Two women have filed to run for the Ward 4 Roseburg City Council seat currently held by Steve Kaser.
Bev Cole is a retired Douglas County parole officer, while Ruth Smith is a community organizer who works for NeighborWorks Umpqua.
Kaser has said he will not seek re-election.
Roseburg City Councilor Steve Kaser said he won’t seek re-election to his Ward 4 position.
Cole was a longtime Douglas County government employee, serving more than 25 years as a parole officer and following that up with working for the county’s senior services department. During her time with the Douglas County Parole and Probation Office, Cole initiated a program that specifically supervised female parolees. She worked with women on probation for about the last 10 years of her time there. She retired as a parole officer in 2003.
“That women’s idea turned out to be the hardest caseload I ever had, but I still believe heavily in it,” she said.
She worked on a program called Baby Smiles, which was a University of Washington dental program administered through the county. It got pregnant women in to see the dentist and followed up by ensuring the babies were seen by a dentist in their first year. She also worked on a family care program for caregivers.
Cole said she’s always had an interest in City Council, and when she found out Kaser wasn’t running she thought this would be a perfect opportunity to run. She said she doesn’t have a big goal for what to accomplish on the council, but she would like to see more people get involved in city government.
“It’s easy to complain, but if you’re going to complain you need to get involved and do something about it,” she said.
She said Roseburg is a beautiful community, located in “one of the best spots there is,” close to the ocean, the mountains and bigger cities.

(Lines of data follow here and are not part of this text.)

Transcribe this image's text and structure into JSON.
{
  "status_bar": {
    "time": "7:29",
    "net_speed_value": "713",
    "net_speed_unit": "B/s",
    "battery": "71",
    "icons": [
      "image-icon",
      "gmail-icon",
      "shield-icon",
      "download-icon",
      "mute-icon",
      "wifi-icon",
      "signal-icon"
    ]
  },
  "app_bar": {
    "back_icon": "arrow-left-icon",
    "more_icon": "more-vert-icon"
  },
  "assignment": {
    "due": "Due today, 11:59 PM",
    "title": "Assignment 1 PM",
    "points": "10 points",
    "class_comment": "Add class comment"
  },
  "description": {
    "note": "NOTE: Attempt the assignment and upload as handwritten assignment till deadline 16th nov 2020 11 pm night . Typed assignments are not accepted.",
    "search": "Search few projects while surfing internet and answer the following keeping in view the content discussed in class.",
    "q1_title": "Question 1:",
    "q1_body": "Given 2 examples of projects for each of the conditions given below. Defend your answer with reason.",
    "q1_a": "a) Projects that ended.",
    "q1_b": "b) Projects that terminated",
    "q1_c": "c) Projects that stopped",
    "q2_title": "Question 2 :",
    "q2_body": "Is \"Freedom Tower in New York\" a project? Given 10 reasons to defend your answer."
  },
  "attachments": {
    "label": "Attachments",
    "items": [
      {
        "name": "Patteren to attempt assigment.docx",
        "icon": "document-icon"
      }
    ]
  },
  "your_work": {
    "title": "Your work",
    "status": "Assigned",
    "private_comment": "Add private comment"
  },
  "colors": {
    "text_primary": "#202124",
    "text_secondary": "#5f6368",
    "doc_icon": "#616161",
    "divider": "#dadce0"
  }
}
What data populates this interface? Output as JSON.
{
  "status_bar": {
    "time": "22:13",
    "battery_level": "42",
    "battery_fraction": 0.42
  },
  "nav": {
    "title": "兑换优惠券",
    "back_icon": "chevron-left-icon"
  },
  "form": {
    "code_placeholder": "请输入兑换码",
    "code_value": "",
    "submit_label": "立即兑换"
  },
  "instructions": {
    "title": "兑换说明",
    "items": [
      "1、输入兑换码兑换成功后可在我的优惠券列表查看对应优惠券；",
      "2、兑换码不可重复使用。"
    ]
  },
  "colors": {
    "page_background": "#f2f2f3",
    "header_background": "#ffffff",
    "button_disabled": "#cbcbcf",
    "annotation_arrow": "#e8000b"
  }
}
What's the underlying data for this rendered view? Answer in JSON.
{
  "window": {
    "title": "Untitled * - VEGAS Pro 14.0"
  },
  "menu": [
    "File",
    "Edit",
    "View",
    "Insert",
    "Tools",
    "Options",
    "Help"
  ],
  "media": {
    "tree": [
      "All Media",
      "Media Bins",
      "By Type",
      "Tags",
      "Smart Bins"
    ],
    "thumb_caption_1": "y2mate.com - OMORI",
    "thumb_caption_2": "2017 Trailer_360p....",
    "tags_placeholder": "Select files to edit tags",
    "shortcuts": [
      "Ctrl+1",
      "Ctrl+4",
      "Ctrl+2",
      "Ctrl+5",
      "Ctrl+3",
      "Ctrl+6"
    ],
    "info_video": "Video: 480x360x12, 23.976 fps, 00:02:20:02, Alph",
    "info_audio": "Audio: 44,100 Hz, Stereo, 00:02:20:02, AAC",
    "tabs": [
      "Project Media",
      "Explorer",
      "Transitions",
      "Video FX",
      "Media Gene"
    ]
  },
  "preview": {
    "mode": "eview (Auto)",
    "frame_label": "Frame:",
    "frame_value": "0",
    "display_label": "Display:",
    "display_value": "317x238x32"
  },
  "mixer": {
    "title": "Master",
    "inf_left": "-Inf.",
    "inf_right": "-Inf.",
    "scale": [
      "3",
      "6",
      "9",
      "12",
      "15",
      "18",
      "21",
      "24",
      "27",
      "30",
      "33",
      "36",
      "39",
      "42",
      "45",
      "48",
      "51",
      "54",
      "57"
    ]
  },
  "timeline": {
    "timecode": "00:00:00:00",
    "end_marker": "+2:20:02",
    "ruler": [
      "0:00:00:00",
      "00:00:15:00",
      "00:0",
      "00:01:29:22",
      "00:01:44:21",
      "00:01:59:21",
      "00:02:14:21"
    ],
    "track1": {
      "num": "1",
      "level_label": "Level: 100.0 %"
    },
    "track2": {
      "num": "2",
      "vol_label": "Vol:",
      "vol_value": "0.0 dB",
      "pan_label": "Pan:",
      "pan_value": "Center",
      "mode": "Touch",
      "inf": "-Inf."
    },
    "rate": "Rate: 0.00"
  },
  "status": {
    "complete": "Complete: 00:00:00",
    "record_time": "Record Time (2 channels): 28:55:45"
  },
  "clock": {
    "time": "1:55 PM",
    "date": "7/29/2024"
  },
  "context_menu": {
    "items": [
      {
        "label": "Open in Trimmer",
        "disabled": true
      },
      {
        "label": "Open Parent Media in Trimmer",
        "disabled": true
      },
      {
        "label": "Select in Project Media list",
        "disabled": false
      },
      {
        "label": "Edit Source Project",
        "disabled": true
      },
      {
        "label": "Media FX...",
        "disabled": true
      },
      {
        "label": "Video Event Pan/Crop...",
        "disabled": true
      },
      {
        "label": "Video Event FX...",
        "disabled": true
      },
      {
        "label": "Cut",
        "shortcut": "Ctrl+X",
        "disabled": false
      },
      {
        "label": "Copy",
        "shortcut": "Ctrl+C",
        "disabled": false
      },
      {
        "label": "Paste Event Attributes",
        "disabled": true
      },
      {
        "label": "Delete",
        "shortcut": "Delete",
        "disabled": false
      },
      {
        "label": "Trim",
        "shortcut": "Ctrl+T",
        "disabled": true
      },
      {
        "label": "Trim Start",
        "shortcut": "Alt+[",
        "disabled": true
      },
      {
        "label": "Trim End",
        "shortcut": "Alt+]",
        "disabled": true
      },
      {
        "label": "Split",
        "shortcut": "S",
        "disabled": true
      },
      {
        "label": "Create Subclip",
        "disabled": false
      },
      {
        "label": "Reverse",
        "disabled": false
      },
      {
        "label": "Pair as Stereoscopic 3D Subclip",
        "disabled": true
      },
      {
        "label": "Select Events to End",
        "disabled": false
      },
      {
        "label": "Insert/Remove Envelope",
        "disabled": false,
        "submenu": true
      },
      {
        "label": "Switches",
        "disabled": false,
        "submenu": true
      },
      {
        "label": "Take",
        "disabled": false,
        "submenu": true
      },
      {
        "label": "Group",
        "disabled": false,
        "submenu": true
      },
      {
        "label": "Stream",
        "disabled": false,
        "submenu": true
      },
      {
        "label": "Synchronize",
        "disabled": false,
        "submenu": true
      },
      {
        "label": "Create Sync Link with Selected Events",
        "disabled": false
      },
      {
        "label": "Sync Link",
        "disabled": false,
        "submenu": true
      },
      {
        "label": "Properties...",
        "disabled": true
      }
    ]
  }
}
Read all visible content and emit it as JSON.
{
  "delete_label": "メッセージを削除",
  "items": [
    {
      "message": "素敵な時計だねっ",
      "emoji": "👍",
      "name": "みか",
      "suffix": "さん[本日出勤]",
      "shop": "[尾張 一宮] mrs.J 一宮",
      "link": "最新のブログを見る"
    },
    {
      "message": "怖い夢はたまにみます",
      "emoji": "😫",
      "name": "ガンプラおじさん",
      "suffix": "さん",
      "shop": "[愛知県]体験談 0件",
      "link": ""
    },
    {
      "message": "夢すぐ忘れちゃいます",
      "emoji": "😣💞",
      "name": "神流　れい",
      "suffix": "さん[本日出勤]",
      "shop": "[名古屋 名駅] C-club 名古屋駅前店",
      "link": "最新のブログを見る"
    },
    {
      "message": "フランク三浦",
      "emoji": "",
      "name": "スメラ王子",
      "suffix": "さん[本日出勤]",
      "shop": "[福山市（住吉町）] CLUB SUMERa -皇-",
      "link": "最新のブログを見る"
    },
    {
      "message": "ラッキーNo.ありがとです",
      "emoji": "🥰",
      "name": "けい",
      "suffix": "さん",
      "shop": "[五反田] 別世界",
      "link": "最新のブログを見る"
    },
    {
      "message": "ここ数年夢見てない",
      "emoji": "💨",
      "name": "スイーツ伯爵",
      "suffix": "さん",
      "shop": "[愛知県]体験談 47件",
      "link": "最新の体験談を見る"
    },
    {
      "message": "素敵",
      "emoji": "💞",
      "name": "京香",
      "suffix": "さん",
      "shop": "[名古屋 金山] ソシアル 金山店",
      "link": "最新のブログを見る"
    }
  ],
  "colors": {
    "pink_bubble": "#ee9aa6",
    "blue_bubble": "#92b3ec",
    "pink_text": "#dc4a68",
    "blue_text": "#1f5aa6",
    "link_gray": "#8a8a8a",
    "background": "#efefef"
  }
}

She said the community is becoming a retirement community, which she said is not necessarily a bad thing.
Cole cites a lack of shopping as an issue and said it’s sad to see businesses like Macy’s and Sears leave town. She said a lot of city money is spent improving downtown, but other areas of the city also need financial help.
Cole is concerned about the city’s homelessness problem. She doesn’t yet have a solution, except to suggest that in her experience, one of the best ways to start a new program is to look at what’s working in other cities with similar issues.
“I don’t mean you have to be a carbon copy, but it would be nice to steal some good ideas,” she said.
Smith is an organizer of the Umpqua Dairy Community Garden, and of a neighborhood watch in Southeast Roseburg. She is also a member of the grassroots organization SERVICE, or South East Roseburg Voices In Community Enhancement, and a board member of the Roseburg Senior Center. She works as a resident services coordinator for NeighborWorks Umpqua.
An interview with Smith will appear in Saturday’s News-Review.
Ward 4 covers southeast Roseburg, including downtown.